→ **Task requirements**:
When the string "screenshot" appears in a line of the records, show the whole line.

→ **Provided information**:
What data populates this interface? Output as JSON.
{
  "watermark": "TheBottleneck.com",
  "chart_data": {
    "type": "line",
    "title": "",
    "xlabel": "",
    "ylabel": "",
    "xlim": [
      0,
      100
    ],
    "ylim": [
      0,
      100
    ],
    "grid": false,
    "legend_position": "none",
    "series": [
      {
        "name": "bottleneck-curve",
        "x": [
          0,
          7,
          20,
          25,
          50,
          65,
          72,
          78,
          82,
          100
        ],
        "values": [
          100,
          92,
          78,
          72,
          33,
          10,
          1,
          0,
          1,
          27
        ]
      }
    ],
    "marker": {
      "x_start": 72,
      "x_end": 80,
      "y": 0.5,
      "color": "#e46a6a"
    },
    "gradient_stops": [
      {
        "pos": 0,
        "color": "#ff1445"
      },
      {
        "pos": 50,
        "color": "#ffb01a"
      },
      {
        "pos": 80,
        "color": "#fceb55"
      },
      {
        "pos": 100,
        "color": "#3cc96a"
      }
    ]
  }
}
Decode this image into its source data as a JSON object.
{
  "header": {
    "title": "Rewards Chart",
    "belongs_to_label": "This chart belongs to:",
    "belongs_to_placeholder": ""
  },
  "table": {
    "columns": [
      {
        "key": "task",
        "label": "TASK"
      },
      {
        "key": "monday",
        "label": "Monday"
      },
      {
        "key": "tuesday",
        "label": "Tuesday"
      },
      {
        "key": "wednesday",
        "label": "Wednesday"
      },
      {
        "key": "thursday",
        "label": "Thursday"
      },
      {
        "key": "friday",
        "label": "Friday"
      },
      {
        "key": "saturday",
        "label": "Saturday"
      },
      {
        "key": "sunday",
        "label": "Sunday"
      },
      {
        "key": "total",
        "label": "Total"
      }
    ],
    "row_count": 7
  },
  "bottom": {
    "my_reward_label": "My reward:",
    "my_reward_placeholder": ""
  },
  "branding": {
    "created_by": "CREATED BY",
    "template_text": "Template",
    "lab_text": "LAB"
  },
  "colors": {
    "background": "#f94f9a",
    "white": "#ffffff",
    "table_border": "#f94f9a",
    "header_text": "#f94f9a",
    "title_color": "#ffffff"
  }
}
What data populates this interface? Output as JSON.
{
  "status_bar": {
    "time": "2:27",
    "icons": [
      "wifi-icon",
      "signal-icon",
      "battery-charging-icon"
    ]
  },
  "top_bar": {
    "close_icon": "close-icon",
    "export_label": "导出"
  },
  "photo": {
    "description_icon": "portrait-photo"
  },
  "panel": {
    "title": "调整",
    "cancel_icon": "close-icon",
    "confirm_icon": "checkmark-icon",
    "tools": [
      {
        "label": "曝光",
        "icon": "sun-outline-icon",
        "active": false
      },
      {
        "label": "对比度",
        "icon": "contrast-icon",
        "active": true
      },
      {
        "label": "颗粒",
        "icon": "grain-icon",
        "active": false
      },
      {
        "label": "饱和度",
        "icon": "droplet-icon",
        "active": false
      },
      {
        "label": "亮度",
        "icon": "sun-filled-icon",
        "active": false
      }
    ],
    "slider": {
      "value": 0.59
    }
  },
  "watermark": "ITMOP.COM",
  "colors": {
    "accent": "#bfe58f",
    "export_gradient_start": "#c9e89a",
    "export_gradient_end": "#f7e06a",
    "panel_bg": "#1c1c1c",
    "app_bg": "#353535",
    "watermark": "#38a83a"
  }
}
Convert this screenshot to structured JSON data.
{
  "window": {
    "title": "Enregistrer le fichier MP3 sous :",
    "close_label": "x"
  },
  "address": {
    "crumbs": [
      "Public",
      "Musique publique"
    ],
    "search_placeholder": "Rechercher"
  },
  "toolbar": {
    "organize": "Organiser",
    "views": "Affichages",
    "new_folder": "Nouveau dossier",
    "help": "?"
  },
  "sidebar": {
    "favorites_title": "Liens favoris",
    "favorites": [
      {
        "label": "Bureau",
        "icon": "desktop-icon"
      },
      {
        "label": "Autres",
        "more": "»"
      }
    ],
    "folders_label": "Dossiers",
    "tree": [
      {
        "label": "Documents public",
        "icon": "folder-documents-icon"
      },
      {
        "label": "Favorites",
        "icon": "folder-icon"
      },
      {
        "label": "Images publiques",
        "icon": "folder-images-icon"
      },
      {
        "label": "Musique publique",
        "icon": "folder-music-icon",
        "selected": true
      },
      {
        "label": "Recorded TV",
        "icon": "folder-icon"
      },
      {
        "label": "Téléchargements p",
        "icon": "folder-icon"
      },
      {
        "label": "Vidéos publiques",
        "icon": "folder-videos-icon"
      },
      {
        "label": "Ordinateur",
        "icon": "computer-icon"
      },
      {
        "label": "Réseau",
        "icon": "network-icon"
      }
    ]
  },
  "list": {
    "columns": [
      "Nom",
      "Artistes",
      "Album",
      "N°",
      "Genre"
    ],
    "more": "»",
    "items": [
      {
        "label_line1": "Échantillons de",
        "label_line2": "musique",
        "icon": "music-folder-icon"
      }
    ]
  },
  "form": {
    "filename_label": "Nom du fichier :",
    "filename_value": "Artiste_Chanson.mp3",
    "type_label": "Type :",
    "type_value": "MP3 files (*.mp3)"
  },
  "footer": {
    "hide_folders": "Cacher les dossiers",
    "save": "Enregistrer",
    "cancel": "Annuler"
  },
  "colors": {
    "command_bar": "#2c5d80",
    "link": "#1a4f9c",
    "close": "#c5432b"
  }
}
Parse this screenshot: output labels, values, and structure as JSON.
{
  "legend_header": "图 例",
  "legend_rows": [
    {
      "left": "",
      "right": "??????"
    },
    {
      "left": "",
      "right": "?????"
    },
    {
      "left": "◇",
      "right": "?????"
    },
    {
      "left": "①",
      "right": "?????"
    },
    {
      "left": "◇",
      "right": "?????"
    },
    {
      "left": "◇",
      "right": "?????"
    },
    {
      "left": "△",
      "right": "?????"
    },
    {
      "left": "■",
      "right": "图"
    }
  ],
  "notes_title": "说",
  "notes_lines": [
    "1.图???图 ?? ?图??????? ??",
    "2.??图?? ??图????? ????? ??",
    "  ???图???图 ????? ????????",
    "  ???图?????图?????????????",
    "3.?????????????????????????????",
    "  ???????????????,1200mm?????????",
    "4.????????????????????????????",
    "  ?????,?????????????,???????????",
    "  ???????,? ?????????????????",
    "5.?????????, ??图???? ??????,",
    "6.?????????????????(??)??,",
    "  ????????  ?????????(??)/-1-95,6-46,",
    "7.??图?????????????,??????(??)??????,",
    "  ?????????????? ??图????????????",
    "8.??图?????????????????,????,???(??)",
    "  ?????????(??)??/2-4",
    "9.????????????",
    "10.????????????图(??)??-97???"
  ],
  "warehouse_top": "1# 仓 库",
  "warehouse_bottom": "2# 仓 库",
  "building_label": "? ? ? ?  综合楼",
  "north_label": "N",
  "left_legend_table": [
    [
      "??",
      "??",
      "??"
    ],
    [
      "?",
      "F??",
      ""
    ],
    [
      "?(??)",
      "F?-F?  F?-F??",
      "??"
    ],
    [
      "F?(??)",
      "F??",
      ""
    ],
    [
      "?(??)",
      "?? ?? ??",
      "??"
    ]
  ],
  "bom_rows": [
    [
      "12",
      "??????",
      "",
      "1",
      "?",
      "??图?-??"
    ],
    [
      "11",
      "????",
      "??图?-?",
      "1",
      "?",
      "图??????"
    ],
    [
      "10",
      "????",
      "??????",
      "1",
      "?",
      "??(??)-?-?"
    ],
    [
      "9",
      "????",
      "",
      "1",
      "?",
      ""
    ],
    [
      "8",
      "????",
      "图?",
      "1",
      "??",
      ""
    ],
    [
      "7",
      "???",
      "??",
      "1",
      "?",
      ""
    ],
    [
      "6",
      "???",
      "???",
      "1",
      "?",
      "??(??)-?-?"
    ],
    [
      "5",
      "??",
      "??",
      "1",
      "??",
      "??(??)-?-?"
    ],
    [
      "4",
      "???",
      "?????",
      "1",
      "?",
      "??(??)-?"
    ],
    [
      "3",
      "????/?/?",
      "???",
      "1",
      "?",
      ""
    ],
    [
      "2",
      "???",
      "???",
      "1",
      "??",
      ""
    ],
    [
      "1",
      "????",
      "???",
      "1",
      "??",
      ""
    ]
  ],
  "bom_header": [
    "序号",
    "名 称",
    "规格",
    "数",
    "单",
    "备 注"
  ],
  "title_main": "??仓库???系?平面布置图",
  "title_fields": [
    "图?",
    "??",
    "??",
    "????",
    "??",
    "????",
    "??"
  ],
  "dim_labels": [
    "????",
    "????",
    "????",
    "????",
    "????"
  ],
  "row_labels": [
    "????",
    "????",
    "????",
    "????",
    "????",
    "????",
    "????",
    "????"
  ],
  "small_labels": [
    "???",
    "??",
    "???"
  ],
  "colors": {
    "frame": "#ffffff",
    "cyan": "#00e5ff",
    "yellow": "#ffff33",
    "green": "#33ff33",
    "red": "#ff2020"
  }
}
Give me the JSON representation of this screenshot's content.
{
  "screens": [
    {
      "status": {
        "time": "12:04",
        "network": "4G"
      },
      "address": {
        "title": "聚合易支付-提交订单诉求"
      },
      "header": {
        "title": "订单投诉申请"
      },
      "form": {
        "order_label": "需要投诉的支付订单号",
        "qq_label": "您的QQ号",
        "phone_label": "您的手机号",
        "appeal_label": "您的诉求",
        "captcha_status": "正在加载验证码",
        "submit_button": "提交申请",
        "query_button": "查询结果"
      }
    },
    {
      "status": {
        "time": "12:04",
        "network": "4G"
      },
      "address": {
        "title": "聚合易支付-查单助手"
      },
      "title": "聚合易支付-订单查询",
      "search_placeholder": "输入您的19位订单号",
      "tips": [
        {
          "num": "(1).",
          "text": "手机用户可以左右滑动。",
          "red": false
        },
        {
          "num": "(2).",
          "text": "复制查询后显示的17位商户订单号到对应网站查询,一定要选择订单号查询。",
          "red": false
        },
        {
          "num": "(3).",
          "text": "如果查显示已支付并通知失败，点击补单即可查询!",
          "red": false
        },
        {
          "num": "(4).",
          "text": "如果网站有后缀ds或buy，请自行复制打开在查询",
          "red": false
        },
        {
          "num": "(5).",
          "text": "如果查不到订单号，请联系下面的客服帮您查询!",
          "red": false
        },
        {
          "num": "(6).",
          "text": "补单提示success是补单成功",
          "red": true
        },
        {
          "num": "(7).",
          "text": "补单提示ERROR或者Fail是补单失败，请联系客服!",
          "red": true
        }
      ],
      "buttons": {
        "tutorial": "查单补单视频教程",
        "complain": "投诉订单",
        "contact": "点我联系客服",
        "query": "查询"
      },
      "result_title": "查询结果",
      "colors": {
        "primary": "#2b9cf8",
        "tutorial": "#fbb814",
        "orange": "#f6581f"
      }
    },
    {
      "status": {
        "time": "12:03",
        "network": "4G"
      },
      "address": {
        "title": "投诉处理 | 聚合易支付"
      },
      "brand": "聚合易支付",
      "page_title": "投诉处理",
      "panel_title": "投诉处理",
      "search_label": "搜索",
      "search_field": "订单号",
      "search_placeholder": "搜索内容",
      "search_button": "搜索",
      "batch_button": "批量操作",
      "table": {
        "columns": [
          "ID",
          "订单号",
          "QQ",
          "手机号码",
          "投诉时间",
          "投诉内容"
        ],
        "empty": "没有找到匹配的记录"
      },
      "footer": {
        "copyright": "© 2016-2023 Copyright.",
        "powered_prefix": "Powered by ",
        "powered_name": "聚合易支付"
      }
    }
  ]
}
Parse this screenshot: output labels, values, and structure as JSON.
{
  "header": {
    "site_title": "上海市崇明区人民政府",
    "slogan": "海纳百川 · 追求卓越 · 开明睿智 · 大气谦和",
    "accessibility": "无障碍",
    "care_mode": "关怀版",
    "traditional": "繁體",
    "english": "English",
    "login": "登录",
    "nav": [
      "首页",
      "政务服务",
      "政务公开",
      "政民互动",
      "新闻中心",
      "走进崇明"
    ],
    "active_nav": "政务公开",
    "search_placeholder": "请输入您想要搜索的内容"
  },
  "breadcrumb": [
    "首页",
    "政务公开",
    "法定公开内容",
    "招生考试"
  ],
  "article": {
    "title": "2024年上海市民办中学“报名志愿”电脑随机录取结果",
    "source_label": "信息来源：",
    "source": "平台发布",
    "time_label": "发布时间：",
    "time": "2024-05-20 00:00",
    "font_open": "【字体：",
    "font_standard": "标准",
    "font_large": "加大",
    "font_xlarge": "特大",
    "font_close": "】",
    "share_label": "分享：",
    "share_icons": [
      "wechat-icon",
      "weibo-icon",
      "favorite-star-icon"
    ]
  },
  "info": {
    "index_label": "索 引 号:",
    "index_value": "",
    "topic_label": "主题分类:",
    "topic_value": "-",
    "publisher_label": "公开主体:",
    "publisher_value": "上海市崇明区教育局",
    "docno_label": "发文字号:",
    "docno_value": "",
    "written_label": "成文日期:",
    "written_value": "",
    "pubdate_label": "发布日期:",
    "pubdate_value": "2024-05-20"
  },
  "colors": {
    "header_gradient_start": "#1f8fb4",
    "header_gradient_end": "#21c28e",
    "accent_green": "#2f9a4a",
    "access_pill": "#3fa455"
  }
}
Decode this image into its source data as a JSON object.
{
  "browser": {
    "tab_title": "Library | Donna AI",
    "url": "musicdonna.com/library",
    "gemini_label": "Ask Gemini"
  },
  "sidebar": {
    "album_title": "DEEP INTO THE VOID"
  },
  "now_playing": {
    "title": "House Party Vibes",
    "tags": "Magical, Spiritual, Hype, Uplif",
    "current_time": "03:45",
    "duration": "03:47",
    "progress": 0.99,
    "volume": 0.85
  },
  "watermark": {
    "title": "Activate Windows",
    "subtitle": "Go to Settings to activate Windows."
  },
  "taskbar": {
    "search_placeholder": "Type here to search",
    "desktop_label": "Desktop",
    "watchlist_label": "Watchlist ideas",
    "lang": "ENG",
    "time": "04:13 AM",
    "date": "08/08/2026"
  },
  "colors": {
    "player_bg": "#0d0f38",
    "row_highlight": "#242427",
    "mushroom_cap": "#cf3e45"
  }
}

→ **Output below**:
Convert this screenshot to structured JSON data.
Parse this screenshot: output labels, values, and structure as JSON.
Give me the JSON representation of this screenshot's content.
Parse this screenshot: output labels, values, and structure as JSON.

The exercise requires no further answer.